### Extracted data entries
▼
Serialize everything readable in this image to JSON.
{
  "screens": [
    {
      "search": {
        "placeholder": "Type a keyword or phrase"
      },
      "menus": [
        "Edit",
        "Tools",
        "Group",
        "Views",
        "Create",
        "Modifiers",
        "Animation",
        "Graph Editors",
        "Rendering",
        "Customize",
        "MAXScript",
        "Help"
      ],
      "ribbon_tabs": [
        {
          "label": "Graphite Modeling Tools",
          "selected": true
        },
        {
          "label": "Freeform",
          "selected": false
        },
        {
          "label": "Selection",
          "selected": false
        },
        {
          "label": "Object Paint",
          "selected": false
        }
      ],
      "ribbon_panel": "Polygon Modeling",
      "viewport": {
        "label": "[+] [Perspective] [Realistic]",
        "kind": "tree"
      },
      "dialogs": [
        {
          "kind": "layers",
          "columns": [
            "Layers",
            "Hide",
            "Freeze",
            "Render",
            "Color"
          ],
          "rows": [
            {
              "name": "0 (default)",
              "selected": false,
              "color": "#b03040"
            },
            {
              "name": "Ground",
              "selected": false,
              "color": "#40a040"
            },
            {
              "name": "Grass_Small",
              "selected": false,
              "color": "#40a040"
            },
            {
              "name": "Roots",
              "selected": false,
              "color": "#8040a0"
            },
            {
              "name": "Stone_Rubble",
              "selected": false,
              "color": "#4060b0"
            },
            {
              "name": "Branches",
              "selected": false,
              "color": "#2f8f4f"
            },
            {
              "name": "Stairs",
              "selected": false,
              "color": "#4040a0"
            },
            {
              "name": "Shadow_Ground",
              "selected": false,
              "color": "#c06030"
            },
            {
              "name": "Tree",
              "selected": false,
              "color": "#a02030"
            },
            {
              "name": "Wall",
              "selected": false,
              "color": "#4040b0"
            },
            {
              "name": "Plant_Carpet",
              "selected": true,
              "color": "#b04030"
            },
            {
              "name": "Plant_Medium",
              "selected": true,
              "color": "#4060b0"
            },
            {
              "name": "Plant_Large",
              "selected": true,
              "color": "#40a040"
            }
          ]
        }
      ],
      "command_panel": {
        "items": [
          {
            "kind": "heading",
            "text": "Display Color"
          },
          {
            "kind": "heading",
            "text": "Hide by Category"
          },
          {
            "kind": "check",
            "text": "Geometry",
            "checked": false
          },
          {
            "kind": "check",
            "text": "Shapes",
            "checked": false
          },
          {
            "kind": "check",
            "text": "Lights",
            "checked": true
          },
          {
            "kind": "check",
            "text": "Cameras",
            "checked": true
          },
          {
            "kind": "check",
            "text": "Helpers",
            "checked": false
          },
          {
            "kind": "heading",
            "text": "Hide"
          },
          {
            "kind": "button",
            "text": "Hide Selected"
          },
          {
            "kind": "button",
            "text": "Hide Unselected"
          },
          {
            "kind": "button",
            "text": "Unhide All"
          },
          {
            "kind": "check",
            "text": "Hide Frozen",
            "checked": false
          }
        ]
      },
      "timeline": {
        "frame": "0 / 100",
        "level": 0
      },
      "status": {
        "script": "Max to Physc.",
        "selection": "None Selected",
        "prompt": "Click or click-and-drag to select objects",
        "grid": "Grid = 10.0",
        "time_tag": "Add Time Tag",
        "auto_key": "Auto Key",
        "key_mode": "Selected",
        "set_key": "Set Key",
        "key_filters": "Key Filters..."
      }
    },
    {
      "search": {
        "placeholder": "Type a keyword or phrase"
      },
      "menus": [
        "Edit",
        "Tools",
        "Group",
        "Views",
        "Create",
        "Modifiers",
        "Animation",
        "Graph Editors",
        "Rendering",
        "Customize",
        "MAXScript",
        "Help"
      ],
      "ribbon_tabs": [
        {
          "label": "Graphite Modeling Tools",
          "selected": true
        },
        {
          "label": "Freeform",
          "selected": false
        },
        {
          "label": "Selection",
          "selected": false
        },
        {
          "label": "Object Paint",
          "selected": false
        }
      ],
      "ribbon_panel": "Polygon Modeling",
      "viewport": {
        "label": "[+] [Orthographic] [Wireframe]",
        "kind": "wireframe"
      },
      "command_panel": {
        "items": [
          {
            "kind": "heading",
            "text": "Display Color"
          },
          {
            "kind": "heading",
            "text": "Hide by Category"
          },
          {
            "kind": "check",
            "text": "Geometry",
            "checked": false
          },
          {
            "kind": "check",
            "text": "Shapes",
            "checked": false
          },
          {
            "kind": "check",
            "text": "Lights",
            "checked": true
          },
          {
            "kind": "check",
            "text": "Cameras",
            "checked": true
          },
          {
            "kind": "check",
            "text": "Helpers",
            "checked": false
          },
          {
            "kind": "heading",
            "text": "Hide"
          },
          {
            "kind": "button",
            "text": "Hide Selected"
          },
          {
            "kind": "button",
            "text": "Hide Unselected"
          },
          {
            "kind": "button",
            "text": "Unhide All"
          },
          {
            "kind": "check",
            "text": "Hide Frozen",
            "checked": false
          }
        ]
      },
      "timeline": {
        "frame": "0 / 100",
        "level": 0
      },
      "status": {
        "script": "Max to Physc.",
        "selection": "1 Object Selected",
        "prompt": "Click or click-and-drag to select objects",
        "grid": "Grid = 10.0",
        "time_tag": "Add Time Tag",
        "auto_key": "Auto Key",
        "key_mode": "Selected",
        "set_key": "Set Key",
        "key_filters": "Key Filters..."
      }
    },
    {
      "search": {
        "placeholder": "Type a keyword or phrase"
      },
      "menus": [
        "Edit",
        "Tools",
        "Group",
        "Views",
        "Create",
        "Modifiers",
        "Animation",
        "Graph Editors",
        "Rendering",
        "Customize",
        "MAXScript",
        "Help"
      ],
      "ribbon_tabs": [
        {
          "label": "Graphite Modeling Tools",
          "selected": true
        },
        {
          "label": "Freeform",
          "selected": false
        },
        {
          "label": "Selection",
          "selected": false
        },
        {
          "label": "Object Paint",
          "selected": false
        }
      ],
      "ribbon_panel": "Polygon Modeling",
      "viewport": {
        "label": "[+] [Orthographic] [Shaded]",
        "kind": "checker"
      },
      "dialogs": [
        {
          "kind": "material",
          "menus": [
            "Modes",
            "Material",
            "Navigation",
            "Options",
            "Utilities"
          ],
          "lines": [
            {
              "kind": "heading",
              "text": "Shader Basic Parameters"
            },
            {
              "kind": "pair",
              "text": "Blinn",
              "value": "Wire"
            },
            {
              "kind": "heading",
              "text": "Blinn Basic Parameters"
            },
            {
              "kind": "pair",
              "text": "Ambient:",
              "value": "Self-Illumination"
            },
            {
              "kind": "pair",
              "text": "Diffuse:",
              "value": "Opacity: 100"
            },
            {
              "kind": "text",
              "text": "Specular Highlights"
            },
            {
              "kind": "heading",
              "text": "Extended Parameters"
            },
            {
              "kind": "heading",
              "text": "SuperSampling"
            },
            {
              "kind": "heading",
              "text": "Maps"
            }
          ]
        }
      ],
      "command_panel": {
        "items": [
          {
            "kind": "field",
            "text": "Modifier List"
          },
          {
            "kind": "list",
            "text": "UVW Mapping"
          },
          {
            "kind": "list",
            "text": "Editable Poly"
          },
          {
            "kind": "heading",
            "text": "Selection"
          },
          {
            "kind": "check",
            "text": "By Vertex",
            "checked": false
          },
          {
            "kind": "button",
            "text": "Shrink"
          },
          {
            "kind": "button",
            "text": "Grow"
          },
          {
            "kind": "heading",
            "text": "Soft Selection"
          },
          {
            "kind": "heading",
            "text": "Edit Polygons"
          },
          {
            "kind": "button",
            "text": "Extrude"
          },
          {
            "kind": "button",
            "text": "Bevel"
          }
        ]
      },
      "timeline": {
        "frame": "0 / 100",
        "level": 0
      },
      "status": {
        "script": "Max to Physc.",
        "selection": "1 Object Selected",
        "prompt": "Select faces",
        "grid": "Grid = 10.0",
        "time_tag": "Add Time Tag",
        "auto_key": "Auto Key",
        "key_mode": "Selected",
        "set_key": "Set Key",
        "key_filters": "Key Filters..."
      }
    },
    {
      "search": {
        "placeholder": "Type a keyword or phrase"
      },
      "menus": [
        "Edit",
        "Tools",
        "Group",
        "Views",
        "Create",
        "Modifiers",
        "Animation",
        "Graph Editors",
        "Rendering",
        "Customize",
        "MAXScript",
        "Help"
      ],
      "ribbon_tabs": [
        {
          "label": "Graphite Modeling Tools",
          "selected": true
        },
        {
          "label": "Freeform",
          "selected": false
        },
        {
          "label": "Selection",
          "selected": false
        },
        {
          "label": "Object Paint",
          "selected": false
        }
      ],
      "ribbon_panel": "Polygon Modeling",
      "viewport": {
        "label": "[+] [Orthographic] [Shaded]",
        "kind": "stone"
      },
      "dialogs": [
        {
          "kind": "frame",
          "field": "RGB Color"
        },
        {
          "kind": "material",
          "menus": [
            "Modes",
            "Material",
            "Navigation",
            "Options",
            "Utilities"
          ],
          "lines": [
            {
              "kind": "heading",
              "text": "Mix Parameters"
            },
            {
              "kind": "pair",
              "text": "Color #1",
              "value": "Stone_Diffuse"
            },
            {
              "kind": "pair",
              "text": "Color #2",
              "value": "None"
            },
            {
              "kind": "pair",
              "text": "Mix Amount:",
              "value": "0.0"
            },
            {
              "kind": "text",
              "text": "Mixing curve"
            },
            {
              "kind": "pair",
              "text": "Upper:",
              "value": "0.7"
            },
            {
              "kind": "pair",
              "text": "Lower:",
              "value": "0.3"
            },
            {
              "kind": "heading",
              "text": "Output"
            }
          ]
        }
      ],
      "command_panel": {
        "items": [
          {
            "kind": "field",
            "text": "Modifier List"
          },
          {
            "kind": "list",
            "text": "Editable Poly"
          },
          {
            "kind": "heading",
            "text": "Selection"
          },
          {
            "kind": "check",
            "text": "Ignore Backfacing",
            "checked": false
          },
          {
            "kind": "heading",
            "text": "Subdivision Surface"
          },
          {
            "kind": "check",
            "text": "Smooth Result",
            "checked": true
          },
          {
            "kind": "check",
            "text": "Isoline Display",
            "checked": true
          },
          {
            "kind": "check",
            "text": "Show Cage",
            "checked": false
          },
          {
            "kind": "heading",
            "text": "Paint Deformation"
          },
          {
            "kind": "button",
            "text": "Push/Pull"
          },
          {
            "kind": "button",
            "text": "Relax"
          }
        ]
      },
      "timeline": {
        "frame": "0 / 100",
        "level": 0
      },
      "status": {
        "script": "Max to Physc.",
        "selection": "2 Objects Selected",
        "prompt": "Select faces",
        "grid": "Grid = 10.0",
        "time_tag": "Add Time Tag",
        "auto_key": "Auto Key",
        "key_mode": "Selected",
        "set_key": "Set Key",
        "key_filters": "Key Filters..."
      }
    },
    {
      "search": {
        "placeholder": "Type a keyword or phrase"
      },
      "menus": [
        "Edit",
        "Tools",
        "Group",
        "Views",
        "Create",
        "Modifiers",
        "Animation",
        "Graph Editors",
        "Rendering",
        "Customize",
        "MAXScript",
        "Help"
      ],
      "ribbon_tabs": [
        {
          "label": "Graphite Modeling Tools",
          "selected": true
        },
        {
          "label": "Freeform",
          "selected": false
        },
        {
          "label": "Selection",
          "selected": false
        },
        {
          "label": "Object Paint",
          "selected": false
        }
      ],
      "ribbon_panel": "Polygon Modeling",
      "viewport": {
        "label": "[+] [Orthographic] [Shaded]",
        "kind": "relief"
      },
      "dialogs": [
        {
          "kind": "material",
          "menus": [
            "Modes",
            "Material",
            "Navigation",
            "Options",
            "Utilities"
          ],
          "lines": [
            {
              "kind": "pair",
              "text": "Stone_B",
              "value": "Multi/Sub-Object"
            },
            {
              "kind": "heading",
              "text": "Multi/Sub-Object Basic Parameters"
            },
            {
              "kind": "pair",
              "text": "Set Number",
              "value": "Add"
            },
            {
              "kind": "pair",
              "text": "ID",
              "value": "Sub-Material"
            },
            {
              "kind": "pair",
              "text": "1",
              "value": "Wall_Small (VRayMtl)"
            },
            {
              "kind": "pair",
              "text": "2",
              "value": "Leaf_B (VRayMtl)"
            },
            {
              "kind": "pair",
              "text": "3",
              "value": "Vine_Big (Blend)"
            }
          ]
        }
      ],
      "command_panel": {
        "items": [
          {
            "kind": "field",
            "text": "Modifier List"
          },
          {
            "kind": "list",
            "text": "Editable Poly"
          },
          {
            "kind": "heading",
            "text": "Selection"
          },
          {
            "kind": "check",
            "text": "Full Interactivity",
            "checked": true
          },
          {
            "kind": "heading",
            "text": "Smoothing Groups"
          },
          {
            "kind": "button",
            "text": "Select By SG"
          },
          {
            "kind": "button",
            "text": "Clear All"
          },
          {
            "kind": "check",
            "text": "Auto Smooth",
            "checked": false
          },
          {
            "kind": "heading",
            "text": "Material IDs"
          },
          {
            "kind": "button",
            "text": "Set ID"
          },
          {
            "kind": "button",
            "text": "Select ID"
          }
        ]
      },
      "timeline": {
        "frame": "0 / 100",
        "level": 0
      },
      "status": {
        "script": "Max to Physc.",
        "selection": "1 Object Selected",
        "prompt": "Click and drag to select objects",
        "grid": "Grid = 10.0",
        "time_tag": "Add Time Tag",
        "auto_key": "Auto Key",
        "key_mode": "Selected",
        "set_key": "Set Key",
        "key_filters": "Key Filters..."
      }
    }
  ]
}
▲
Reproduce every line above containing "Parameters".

              "text": "Shader Basic Parameters"
              "text": "Blinn Basic Parameters"
              "text": "Extended Parameters"
              "text": "Mix Parameters"
              "text": "Multi/Sub-Object Basic Parameters"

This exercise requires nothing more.